Before returning the data, strip out the pictures and keep everything else exactly the same.
[Start of section]
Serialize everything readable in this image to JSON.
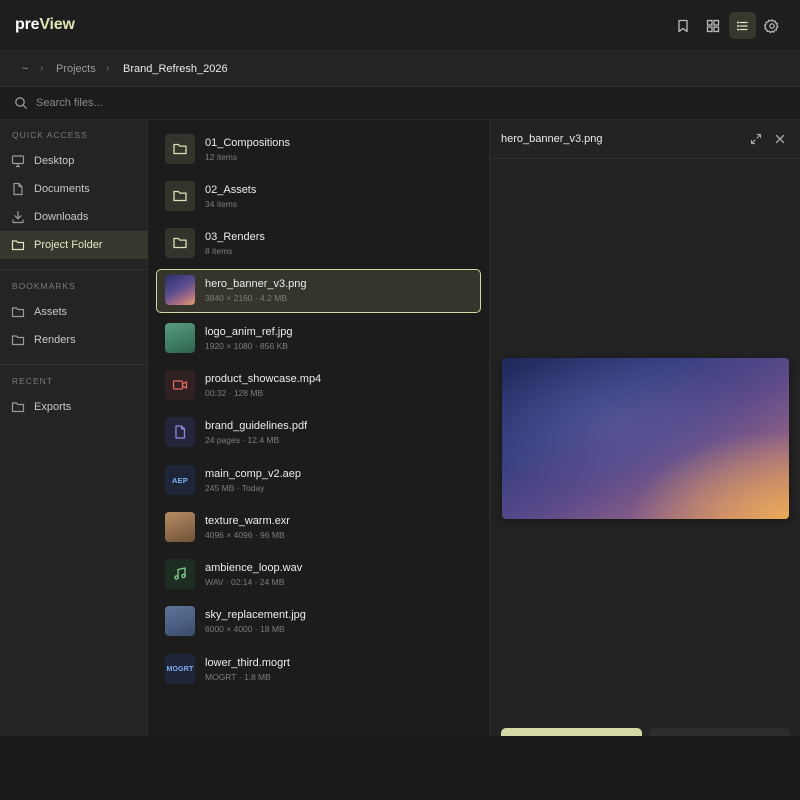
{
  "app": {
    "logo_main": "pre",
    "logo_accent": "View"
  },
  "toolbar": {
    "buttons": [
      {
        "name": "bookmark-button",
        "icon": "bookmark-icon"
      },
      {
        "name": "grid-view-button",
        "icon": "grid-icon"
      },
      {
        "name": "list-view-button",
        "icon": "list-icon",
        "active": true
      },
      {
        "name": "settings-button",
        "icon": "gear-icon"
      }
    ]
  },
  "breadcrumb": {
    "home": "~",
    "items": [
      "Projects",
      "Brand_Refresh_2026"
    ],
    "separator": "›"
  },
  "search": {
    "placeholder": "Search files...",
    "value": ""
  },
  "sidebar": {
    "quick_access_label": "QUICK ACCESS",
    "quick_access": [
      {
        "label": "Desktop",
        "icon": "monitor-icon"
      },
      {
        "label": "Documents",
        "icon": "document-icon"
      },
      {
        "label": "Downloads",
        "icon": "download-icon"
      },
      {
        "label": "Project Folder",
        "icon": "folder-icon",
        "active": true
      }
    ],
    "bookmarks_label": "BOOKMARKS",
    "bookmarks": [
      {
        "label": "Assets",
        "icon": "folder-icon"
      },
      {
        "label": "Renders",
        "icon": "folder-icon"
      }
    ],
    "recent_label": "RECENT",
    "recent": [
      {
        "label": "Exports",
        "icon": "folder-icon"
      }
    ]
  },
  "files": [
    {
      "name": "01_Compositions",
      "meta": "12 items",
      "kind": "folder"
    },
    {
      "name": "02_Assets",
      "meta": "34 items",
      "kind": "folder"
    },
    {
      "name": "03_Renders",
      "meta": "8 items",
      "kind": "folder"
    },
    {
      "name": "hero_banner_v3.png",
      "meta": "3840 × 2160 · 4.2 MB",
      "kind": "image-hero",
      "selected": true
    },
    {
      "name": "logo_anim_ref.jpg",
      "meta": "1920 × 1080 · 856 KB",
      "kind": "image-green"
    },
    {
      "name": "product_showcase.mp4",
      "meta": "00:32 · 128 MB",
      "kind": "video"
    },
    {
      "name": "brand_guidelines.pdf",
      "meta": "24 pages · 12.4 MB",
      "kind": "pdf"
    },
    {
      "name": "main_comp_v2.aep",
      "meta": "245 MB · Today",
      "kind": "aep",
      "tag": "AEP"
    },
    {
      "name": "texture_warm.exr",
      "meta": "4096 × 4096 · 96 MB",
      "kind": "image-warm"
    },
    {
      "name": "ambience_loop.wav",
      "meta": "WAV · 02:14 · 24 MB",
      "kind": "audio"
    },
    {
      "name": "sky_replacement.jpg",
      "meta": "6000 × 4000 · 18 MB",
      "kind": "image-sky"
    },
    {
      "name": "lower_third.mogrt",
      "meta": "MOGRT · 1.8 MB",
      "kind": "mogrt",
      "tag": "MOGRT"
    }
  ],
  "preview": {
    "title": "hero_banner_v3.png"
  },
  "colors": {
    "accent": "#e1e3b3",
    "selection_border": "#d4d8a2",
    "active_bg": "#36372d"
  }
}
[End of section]
> _YOUR RESPONSE_:
Serialize everything readable in this image to JSON.
{
  "app": {
    "logo_main": "pre",
    "logo_accent": "View"
  },
  "toolbar": {
    "buttons": [
      {
        "name": "bookmark-button",
        "icon": "bookmark-icon"
      },
      {
        "name": "grid-view-button",
        "icon": "grid-icon"
      },
      {
        "name": "list-view-button",
        "icon": "list-icon",
        "active": true
      },
      {
        "name": "settings-button",
        "icon": "gear-icon"
      }
    ]
  },
  "breadcrumb": {
    "home": "~",
    "items": [
      "Projects",
      "Brand_Refresh_2026"
    ],
    "separator": "›"
  },
  "search": {
    "placeholder": "Search files...",
    "value": ""
  },
  "sidebar": {
    "quick_access_label": "QUICK ACCESS",
    "quick_access": [
      {
        "label": "Desktop",
        "icon": "monitor-icon"
      },
      {
        "label": "Documents",
        "icon": "document-icon"
      },
      {
        "label": "Downloads",
        "icon": "download-icon"
      },
      {
        "label": "Project Folder",
        "icon": "folder-icon",
        "active": true
      }
    ],
    "bookmarks_label": "BOOKMARKS",
    "bookmarks": [
      {
        "label": "Assets",
        "icon": "folder-icon"
      },
      {
        "label": "Renders",
        "icon": "folder-icon"
      }
    ],
    "recent_label": "RECENT",
    "recent": [
      {
        "label": "Exports",
        "icon": "folder-icon"
      }
    ]
  },
  "files": [
    {
      "name": "01_Compositions",
      "meta": "12 items",
      "kind": "folder"
    },
    {
      "name": "02_Assets",
      "meta": "34 items",
      "kind": "folder"
    },
    {
      "name": "03_Renders",
      "meta": "8 items",
      "kind": "folder"
    },
    {
      "name": "hero_banner_v3.png",
      "meta": "3840 × 2160 · 4.2 MB",
      "kind": "image-hero",
      "selected": true
    },
    {
      "name": "logo_anim_ref.jpg",
      "meta": "1920 × 1080 · 856 KB",
      "kind": "image-green"
    },
    {
      "name": "product_showcase.mp4",
      "meta": "00:32 · 128 MB",
      "kind": "video"
    },
    {
      "name": "brand_guidelines.pdf",
      "meta": "24 pages · 12.4 MB",
      "kind": "pdf"
    },
    {
      "name": "main_comp_v2.aep",
      "meta": "245 MB · Today",
      "kind": "aep",
      "tag": "AEP"
    },
    {
      "name": "texture_warm.exr",
      "meta": "4096 × 4096 · 96 MB",
      "kind": "image-warm"
    },
    {
      "name": "ambience_loop.wav",
      "meta": "WAV · 02:14 · 24 MB",
      "kind": "audio"
    },
    {
      "name": "sky_replacement.jpg",
      "meta": "6000 × 4000 · 18 MB",
      "kind": "image-sky"
    },
    {
      "name": "lower_third.mogrt",
      "meta": "MOGRT · 1.8 MB",
      "kind": "mogrt",
      "tag": "MOGRT"
    }
  ],
  "preview": {
    "title": "hero_banner_v3.png"
  },
  "colors": {
    "accent": "#e1e3b3",
    "selection_border": "#d4d8a2",
    "active_bg": "#36372d"
  }
}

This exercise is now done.